Rereading the Babel story

This one is for those that read and believe the Old Testament.

How can we read Genesis 11:1-9?

"1 Now the whole world had one language and a common speech. 2 As men moved eastward, they found a plain in Shinar and settled there.  3 They said to each other, "Come, let's make bricks and bake them thoroughly." They used brick instead of stone, and tar for mortar. 4 Then they said, "Come, let us build ourselves a city, with a tower that reaches to the heavens, so that we may make a name for ourselves and not be scattered over the face of the whole earth."  5 But the LORD came down to see the city and the tower that the men were building. 6 The LORD said, "If as one people speaking the same language they have begun to do this, then nothing they plan to do will be impossible for them. 7 Come, let us go down and confuse their language so they will not understand each other."  8 So the LORD scattered them from there over all the earth, and they stopped building the city. 9 That is why it was called Babel – because there the LORD confused the language of the whole world. From there the LORD scattered them over the face of the whole earth."

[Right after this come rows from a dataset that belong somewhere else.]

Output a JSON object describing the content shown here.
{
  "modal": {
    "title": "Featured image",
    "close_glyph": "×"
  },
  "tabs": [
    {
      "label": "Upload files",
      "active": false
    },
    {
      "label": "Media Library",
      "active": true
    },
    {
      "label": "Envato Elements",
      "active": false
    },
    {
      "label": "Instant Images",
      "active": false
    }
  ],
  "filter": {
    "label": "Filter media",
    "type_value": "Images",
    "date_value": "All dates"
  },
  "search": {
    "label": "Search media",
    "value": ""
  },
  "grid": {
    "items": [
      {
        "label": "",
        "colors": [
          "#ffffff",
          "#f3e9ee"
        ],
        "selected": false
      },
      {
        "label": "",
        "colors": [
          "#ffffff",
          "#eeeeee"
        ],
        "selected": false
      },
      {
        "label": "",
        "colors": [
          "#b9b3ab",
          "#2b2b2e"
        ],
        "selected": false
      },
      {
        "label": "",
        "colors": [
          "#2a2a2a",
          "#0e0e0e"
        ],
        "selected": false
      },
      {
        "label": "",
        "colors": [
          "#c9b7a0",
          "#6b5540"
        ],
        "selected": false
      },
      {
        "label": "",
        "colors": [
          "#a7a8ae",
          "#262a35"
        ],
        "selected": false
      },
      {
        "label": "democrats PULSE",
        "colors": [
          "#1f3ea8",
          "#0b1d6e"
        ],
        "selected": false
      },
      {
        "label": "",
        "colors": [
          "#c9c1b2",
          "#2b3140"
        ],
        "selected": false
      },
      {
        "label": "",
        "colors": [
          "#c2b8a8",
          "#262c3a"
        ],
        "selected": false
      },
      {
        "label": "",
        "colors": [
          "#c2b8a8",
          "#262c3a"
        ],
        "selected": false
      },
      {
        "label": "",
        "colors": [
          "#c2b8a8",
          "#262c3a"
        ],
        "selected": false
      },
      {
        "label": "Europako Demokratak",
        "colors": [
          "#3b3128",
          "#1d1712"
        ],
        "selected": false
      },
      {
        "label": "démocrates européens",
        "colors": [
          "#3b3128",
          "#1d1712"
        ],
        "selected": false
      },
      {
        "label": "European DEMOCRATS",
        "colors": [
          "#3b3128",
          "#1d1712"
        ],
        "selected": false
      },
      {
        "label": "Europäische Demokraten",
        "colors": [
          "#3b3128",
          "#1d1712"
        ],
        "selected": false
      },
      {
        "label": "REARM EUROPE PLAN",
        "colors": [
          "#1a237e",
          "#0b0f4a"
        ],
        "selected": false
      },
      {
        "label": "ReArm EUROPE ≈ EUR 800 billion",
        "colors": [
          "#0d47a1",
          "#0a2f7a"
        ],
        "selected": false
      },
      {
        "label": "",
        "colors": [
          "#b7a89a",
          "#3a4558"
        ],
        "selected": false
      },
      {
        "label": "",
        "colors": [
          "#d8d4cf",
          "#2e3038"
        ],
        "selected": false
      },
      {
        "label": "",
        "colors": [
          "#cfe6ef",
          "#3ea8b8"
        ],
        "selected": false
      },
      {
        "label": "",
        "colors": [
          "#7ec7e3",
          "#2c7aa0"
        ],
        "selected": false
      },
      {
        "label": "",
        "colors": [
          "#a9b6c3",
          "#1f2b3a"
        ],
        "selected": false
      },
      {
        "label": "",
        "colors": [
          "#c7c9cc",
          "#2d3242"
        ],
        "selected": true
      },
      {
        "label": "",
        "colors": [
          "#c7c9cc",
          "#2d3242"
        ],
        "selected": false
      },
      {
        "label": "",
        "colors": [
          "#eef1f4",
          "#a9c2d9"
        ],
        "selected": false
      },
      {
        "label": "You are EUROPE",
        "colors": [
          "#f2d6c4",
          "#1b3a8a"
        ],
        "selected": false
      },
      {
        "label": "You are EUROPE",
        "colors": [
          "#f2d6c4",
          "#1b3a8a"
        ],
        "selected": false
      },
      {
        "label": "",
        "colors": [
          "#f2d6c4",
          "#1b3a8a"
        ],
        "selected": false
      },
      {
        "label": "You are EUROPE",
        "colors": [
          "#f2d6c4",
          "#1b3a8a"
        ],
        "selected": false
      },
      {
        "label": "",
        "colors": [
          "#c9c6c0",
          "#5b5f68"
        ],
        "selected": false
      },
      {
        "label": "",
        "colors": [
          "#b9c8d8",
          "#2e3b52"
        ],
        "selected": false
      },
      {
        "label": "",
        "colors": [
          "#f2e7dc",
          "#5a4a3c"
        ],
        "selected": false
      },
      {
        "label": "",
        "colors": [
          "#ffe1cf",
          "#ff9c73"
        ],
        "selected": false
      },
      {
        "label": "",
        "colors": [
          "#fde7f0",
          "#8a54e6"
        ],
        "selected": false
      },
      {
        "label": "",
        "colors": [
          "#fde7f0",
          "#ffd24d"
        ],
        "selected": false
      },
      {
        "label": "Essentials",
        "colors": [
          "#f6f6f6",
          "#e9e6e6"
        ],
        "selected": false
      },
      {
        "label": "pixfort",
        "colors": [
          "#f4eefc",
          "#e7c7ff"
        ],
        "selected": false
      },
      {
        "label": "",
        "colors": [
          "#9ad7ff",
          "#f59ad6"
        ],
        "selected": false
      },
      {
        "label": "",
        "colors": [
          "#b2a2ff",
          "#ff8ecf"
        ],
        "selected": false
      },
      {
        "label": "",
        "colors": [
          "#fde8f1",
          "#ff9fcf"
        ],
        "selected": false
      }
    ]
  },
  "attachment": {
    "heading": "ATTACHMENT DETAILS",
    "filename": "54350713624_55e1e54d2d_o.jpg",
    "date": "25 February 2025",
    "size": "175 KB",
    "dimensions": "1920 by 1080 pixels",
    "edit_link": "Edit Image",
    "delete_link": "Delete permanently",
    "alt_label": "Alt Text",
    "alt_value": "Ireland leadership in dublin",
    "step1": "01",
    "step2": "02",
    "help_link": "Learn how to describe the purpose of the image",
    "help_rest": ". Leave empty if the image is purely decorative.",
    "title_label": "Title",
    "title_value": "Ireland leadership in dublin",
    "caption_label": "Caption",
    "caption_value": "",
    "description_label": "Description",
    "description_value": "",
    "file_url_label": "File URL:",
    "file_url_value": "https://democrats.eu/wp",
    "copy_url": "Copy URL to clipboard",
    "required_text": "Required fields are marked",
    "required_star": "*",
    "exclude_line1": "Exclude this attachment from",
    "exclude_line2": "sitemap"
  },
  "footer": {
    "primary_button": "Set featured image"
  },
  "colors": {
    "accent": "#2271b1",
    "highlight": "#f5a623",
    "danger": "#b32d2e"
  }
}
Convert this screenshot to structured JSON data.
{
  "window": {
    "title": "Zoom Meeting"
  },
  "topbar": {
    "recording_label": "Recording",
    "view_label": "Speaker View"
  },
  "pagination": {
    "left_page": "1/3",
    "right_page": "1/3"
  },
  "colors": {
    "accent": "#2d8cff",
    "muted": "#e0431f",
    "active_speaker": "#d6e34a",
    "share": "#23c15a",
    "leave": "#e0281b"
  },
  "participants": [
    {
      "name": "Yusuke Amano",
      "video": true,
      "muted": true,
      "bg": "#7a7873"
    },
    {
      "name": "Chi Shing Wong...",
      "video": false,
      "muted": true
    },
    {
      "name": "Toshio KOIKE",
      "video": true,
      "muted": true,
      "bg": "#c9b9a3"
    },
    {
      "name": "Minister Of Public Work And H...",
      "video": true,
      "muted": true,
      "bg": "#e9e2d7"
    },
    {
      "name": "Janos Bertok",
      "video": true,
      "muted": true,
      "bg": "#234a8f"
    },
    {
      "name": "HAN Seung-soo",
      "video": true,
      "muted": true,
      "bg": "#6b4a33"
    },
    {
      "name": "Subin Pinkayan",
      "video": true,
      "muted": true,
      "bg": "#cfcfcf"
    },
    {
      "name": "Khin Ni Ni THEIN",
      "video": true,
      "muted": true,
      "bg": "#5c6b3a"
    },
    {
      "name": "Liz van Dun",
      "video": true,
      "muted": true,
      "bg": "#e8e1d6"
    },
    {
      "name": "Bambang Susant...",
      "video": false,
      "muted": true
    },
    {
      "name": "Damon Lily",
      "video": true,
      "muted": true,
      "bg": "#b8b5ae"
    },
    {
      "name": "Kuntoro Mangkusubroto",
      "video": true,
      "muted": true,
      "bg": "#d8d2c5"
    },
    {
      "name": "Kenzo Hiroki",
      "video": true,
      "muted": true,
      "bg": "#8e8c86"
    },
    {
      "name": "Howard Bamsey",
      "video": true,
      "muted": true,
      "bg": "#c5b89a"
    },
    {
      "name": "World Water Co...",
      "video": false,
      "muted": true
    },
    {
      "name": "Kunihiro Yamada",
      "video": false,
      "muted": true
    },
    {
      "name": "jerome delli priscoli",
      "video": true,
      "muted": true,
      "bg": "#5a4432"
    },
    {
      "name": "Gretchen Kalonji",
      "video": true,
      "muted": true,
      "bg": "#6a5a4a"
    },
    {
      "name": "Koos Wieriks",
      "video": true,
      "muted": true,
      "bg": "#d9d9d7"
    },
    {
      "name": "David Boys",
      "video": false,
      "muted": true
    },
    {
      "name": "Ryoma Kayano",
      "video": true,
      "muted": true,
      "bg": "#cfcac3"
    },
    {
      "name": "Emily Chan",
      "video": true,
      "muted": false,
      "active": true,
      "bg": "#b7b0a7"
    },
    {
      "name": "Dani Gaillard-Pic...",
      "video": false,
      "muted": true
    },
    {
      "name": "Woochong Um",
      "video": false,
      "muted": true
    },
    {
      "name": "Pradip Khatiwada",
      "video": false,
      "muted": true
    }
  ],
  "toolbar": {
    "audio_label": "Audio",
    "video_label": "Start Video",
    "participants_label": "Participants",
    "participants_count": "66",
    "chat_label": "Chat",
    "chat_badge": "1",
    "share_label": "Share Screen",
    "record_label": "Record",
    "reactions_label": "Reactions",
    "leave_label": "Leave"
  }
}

Multiple languages are not the creation of the devil, but of God.  The Old Testament interprets God’s action as motivated by fear at what humanity can do.  Since we know from theology that the all-powerful God would never be threatened by puny humanity, the Biblical writer’s interpretation is wrong.  If everything God created (see Genesis 1:31) is good, then multiple languages are good.  Those that insist on having only one language (in a poem, in a country, in the world) are going against God’s will.

1 comment:

  1. This blog brings a smile to my face. I'm still trying to figure out its tone: ironic,
    teasing, deadpan, provocative, subversive?